"My personal belief is that we must know- in a very clear and precise way- the patterns of our thinking and how they will attempt to sabotage us and our self-worth and our joy. And when we know this, we gain some mastery over the patterns rather than they simply being the master of us. This is how we avoid the third and very dangerous spiral of Anusara Yoga that I like to refer to as "The Downward Spiral." I personally do not ever expect the patterns' voices to go away. I really don't. Although sometimes they do. Nor do I find it that helpful to fight them as they are wily, smart and long-enduring. I think of them like a muscle. When the pattern is strong it is like a muscle in spasm. It has all of our attention. But when it is not activated, not fed, put in its place, so to speak, it is just a muscle like any other muscle. I mean really, do you think much about your triceps muscle when it is not sore?
"So that is one part of the equation as I see it from sunny Texas this lovely spring morning. The other part of the equation is intention. I do believe that when we hold a very strong intention about something- like, for instance- "I really want to practice more and find ways to inspire my practice beyond where it is now"- then the universe moves in sometimes radical ways to help us align with such an intention. Sometimes, it moves to reveals to us the obstacles that we have in our way regarding time management, money and energy in all forms. As this becomes more clear, it can be shocking to realize that we might be in our own way more than we thought.
"For instance, in the yoga traditions, Ganesh is said to be the deity we ask for help to remove our obstacles. He is the force that does just that. Truly. But it is often in ways we do not think of as easy or gentle. Like the whole "pray for patience and you will get caught in a traffic jam" scenario. He puts us in the very circumstances that will demand that we learn directly the thing that we asked him to help us with. He doesn't just wave a magic wand and give us patience, is my point. If we hold an intention about something and ask for help that the obstacles to realizing that intention be removed, we are going to go through some purification relative to that intention. Be sure of it. And be nice to yourself as its happening because it is a High Opportunity.

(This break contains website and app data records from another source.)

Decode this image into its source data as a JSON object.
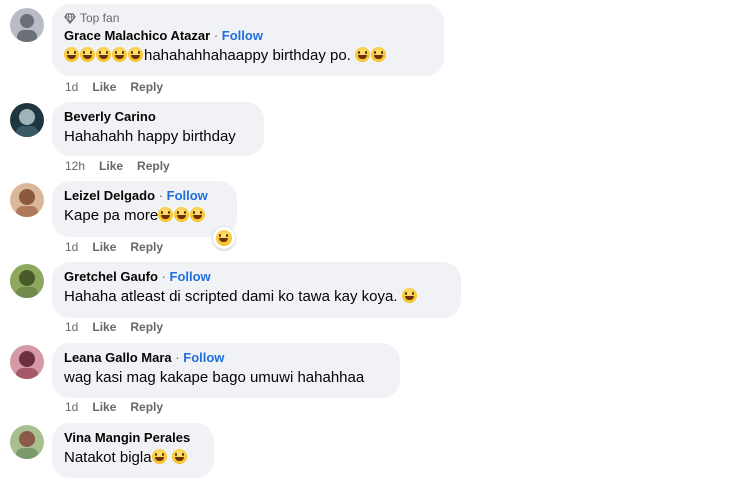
{
  "comments": [
    {
      "badge": "Top fan",
      "name": "Grace Malachico Atazar",
      "separator": "·",
      "follow": "Follow",
      "text": "hahahahhahaappy birthday po.",
      "time": "1d",
      "like": "Like",
      "reply": "Reply",
      "avatar_color": "#8a8f9a"
    },
    {
      "name": "Beverly Carino",
      "text": "Hahahahh happy birthday",
      "time": "12h",
      "like": "Like",
      "reply": "Reply",
      "avatar_color": "#2f4f5a"
    },
    {
      "name": "Leizel Delgado",
      "separator": "·",
      "follow": "Follow",
      "text": "Kape pa more",
      "time": "1d",
      "like": "Like",
      "reply": "Reply",
      "avatar_color": "#b07a5a"
    },
    {
      "name": "Gretchel Gaufo",
      "separator": "·",
      "follow": "Follow",
      "text": "Hahaha atleast di scripted dami ko tawa kay koya.",
      "time": "1d",
      "like": "Like",
      "reply": "Reply",
      "avatar_color": "#6f8a4a"
    },
    {
      "name": "Leana Gallo Mara",
      "separator": "·",
      "follow": "Follow",
      "text": "wag kasi mag kakape bago umuwi hahahhaa",
      "time": "1d",
      "like": "Like",
      "reply": "Reply",
      "avatar_color": "#a55a6a"
    },
    {
      "name": "Vina Mangin Perales",
      "text": "Natakot bigla",
      "avatar_color": "#7a9a6a"
    }
  ],
  "colors": {
    "bubble": "#f0f2f5",
    "follow": "#216fdb",
    "meta": "#65676b"
  }
}
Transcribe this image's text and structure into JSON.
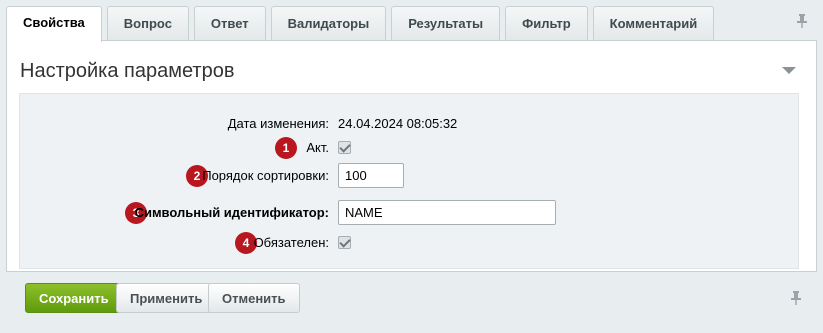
{
  "tabs": [
    "Свойства",
    "Вопрос",
    "Ответ",
    "Валидаторы",
    "Результаты",
    "Фильтр",
    "Комментарий"
  ],
  "section": {
    "title": "Настройка параметров"
  },
  "form": {
    "date_label": "Дата изменения:",
    "date_value": "24.04.2024 08:05:32",
    "active_label": "Акт.",
    "active_checked": true,
    "sort_label": "Порядок сортировки:",
    "sort_value": "100",
    "code_label": "Символьный идентификатор:",
    "code_value": "NAME",
    "required_label": "Обязателен:",
    "required_checked": true
  },
  "badges": [
    "1",
    "2",
    "3",
    "4"
  ],
  "buttons": {
    "save": "Сохранить",
    "apply": "Применить",
    "cancel": "Отменить"
  },
  "icons": {
    "pin": "pin-icon",
    "collapse": "chevron-down-icon"
  },
  "colors": {
    "primary_button": "#6fa91a",
    "badge": "#b8171f",
    "active_tab": "#ffffff"
  }
}
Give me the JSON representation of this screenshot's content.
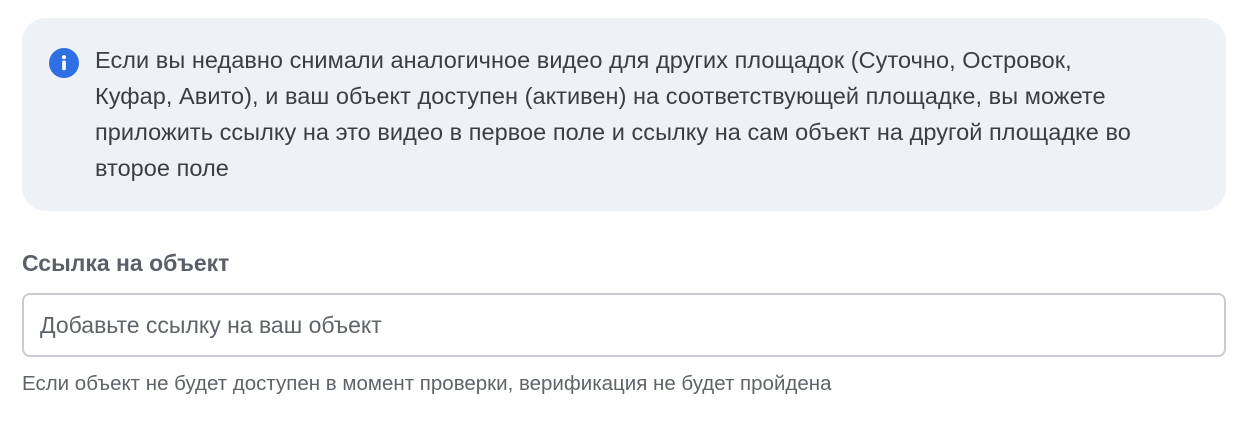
{
  "notice": {
    "icon": "info-icon",
    "icon_color": "#2f6fe4",
    "background_color": "#eef1f5",
    "lines": [
      "Если вы недавно снимали аналогичное видео для других площадок (Суточно, Островок,",
      "Куфар, Авито), и ваш объект доступен (активен) на соответствующей площадке, вы можете",
      "приложить ссылку на это видео в первое поле и ссылку на сам объект на другой площадке во",
      "второе поле"
    ]
  },
  "object_link": {
    "label": "Ссылка на объект",
    "value": "",
    "placeholder": "Добавьте ссылку на ваш объект",
    "hint": "Если объект не будет доступен в момент проверки, верификация не будет пройдена"
  }
}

"And, I could certainly give the lecture about "why we must practice as yoga teachers" because I really do think that. But I will just avoid that all together. Most any yoga teacher who is not practicing is not lacking the knowledge of why it is important. So the fact that a yoga teacher is not practicing is something else, not a lack of education about practice's merits and its profound source of inspiration for teaching. There is some other mechanism at work that is compromising the teacher from realizing that ideal. Each one of us must find out what that is for us and find a way through it that works for us. And we are all different- personality, body types, schedules, families, jobs, etc. What works for me may not work for you and vice versa.
"But the cool thing is that THERE IS NO ONE WAY TO PRACTICE YOGA EFFECTIVELY so the differences are not a problem at all. They are just opportunities to express oneself creatively and in response to one's needs. And what works today might not work next month and so we are asked to be fluid with it. To live in a flow of uncertainty yet remain committed and steadfast. If we truly attend to the ebb and flow of our lives and stop holding this week's practice to last year's list of expectations we might not feel as burdened and that alone is a more inspired state.
"I hope this helps. I could go on and on but this is long enough. "